**Exercise instructions:** An exact, complete copy of the data that follows is needed.

** Data shown follows **

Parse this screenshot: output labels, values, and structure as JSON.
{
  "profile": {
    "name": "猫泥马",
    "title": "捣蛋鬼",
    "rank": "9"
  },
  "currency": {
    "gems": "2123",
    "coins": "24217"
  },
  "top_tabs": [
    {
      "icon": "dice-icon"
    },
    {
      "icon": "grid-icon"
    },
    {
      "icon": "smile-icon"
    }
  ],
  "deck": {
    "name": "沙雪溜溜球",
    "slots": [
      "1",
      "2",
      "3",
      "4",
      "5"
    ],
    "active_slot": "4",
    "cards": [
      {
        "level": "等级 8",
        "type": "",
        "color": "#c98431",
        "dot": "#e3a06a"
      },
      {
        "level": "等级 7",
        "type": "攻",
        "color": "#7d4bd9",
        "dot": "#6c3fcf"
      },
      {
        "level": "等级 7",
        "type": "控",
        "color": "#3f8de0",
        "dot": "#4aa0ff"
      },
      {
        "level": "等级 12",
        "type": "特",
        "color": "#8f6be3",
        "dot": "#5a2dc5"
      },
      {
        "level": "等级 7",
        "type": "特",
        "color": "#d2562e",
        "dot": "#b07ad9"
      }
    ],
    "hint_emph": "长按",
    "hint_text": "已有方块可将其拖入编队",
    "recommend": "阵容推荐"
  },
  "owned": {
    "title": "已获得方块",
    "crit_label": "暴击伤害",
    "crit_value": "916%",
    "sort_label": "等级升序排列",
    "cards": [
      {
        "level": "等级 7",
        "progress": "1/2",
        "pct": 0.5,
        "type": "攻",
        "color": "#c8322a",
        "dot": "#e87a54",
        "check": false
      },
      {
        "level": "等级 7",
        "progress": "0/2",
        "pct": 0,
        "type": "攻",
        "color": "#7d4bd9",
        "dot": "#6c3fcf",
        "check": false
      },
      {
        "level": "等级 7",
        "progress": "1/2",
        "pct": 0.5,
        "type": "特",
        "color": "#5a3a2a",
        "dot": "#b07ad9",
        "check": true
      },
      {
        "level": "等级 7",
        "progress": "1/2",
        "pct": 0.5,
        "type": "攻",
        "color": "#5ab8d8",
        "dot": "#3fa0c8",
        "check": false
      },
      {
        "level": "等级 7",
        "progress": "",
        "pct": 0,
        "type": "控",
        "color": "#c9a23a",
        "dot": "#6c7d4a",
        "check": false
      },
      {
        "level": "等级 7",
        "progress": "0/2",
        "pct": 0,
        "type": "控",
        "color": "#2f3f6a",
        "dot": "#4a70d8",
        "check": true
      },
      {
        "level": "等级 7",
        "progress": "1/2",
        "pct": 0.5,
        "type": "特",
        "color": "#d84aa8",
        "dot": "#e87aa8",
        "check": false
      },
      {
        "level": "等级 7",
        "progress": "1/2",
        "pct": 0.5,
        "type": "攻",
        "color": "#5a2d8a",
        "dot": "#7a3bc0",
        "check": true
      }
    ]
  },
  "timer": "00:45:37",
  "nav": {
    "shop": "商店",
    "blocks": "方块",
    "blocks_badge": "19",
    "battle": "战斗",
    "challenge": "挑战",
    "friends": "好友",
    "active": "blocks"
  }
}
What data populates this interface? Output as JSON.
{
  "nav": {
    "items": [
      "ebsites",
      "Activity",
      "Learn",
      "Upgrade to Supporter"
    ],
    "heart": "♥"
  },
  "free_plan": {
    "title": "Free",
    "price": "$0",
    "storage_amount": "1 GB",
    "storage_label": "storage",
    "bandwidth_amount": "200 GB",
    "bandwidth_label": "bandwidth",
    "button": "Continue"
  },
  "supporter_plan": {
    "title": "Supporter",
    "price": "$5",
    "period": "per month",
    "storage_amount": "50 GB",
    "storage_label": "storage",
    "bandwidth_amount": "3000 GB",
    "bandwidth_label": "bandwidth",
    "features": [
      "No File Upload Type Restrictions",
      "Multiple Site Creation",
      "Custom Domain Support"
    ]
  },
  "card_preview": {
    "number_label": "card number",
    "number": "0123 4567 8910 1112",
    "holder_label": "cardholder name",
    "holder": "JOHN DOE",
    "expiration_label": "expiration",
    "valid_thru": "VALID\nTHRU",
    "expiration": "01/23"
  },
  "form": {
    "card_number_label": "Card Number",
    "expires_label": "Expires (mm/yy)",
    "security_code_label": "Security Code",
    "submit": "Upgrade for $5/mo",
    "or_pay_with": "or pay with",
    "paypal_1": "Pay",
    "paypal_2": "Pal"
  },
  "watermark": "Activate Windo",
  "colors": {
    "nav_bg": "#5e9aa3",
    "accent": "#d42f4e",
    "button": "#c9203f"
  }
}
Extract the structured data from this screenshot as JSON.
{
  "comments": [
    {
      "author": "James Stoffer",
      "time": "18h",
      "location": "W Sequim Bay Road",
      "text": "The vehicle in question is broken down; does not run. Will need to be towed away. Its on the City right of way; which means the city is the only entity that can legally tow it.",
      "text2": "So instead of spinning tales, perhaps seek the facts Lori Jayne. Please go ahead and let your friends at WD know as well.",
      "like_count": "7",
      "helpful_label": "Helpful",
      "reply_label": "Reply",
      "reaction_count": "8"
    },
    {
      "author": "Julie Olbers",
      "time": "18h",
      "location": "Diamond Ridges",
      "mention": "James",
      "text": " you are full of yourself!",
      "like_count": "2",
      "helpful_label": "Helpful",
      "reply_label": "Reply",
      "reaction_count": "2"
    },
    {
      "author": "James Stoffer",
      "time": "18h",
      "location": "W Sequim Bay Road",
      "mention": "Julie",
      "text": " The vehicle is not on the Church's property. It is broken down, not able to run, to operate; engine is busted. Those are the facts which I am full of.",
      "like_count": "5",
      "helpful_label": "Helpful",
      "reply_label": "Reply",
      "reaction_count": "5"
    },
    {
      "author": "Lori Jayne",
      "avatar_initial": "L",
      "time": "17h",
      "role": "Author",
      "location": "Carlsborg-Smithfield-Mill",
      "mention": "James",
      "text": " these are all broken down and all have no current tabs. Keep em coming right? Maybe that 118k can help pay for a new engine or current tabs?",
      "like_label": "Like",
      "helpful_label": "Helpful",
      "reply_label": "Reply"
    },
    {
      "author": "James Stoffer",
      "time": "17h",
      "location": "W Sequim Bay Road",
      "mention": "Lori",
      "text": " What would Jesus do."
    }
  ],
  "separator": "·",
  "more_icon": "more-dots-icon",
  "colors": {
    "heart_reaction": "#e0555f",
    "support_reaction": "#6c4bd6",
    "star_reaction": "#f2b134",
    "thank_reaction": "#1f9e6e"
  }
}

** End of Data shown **

**Task result:**
Parse this screenshot: output labels, values, and structure as JSON.
{
  "profile": {
    "name": "猫泥马",
    "title": "捣蛋鬼",
    "rank": "9"
  },
  "currency": {
    "gems": "2123",
    "coins": "24217"
  },
  "top_tabs": [
    {
      "icon": "dice-icon"
    },
    {
      "icon": "grid-icon"
    },
    {
      "icon": "smile-icon"
    }
  ],
  "deck": {
    "name": "沙雪溜溜球",
    "slots": [
      "1",
      "2",
      "3",
      "4",
      "5"
    ],
    "active_slot": "4",
    "cards": [
      {
        "level": "等级 8",
        "type": "",
        "color": "#c98431",
        "dot": "#e3a06a"
      },
      {
        "level": "等级 7",
        "type": "攻",
        "color": "#7d4bd9",
        "dot": "#6c3fcf"
      },
      {
        "level": "等级 7",
        "type": "控",
        "color": "#3f8de0",
        "dot": "#4aa0ff"
      },
      {
        "level": "等级 12",
        "type": "特",
        "color": "#8f6be3",
        "dot": "#5a2dc5"
      },
      {
        "level": "等级 7",
        "type": "特",
        "color": "#d2562e",
        "dot": "#b07ad9"
      }
    ],
    "hint_emph": "长按",
    "hint_text": "已有方块可将其拖入编队",
    "recommend": "阵容推荐"
  },
  "owned": {
    "title": "已获得方块",
    "crit_label": "暴击伤害",
    "crit_value": "916%",
    "sort_label": "等级升序排列",
    "cards": [
      {
        "level": "等级 7",
        "progress": "1/2",
        "pct": 0.5,
        "type": "攻",
        "color": "#c8322a",
        "dot": "#e87a54",
        "check": false
      },
      {
        "level": "等级 7",
        "progress": "0/2",
        "pct": 0,
        "type": "攻",
        "color": "#7d4bd9",
        "dot": "#6c3fcf",
        "check": false
      },
      {
        "level": "等级 7",
        "progress": "1/2",
        "pct": 0.5,
        "type": "特",
        "color": "#5a3a2a",
        "dot": "#b07ad9",
        "check": true
      },
      {
        "level": "等级 7",
        "progress": "1/2",
        "pct": 0.5,
        "type": "攻",
        "color": "#5ab8d8",
        "dot": "#3fa0c8",
        "check": false
      },
      {
        "level": "等级 7",
        "progress": "",
        "pct": 0,
        "type": "控",
        "color": "#c9a23a",
        "dot": "#6c7d4a",
        "check": false
      },
      {
        "level": "等级 7",
        "progress": "0/2",
        "pct": 0,
        "type": "控",
        "color": "#2f3f6a",
        "dot": "#4a70d8",
        "check": true
      },
      {
        "level": "等级 7",
        "progress": "1/2",
        "pct": 0.5,
        "type": "特",
        "color": "#d84aa8",
        "dot": "#e87aa8",
        "check": false
      },
      {
        "level": "等级 7",
        "progress": "1/2",
        "pct": 0.5,
        "type": "攻",
        "color": "#5a2d8a",
        "dot": "#7a3bc0",
        "check": true
      }
    ]
  },
  "timer": "00:45:37",
  "nav": {
    "shop": "商店",
    "blocks": "方块",
    "blocks_badge": "19",
    "battle": "战斗",
    "challenge": "挑战",
    "friends": "好友",
    "active": "blocks"
  }
}
What data populates this interface? Output as JSON.
{
  "nav": {
    "items": [
      "ebsites",
      "Activity",
      "Learn",
      "Upgrade to Supporter"
    ],
    "heart": "♥"
  },
  "free_plan": {
    "title": "Free",
    "price": "$0",
    "storage_amount": "1 GB",
    "storage_label": "storage",
    "bandwidth_amount": "200 GB",
    "bandwidth_label": "bandwidth",
    "button": "Continue"
  },
  "supporter_plan": {
    "title": "Supporter",
    "price": "$5",
    "period": "per month",
    "storage_amount": "50 GB",
    "storage_label": "storage",
    "bandwidth_amount": "3000 GB",
    "bandwidth_label": "bandwidth",
    "features": [
      "No File Upload Type Restrictions",
      "Multiple Site Creation",
      "Custom Domain Support"
    ]
  },
  "card_preview": {
    "number_label": "card number",
    "number": "0123 4567 8910 1112",
    "holder_label": "cardholder name",
    "holder": "JOHN DOE",
    "expiration_label": "expiration",
    "valid_thru": "VALID\nTHRU",
    "expiration": "01/23"
  },
  "form": {
    "card_number_label": "Card Number",
    "expires_label": "Expires (mm/yy)",
    "security_code_label": "Security Code",
    "submit": "Upgrade for $5/mo",
    "or_pay_with": "or pay with",
    "paypal_1": "Pay",
    "paypal_2": "Pal"
  },
  "watermark": "Activate Windo",
  "colors": {
    "nav_bg": "#5e9aa3",
    "accent": "#d42f4e",
    "button": "#c9203f"
  }
}
Extract the structured data from this screenshot as JSON.
{
  "comments": [
    {
      "author": "James Stoffer",
      "time": "18h",
      "location": "W Sequim Bay Road",
      "text": "The vehicle in question is broken down; does not run. Will need to be towed away. Its on the City right of way; which means the city is the only entity that can legally tow it.",
      "text2": "So instead of spinning tales, perhaps seek the facts Lori Jayne. Please go ahead and let your friends at WD know as well.",
      "like_count": "7",
      "helpful_label": "Helpful",
      "reply_label": "Reply",
      "reaction_count": "8"
    },
    {
      "author": "Julie Olbers",
      "time": "18h",
      "location": "Diamond Ridges",
      "mention": "James",
      "text": " you are full of yourself!",
      "like_count": "2",
      "helpful_label": "Helpful",
      "reply_label": "Reply",
      "reaction_count": "2"
    },
    {
      "author": "James Stoffer",
      "time": "18h",
      "location": "W Sequim Bay Road",
      "mention": "Julie",
      "text": " The vehicle is not on the Church's property. It is broken down, not able to run, to operate; engine is busted. Those are the facts which I am full of.",
      "like_count": "5",
      "helpful_label": "Helpful",
      "reply_label": "Reply",
      "reaction_count": "5"
    },
    {
      "author": "Lori Jayne",
      "avatar_initial": "L",
      "time": "17h",
      "role": "Author",
      "location": "Carlsborg-Smithfield-Mill",
      "mention": "James",
      "text": " these are all broken down and all have no current tabs. Keep em coming right? Maybe that 118k can help pay for a new engine or current tabs?",
      "like_label": "Like",
      "helpful_label": "Helpful",
      "reply_label": "Reply"
    },
    {
      "author": "James Stoffer",
      "time": "17h",
      "location": "W Sequim Bay Road",
      "mention": "Lori",
      "text": " What would Jesus do."
    }
  ],
  "separator": "·",
  "more_icon": "more-dots-icon",
  "colors": {
    "heart_reaction": "#e0555f",
    "support_reaction": "#6c4bd6",
    "star_reaction": "#f2b134",
    "thank_reaction": "#1f9e6e"
  }
}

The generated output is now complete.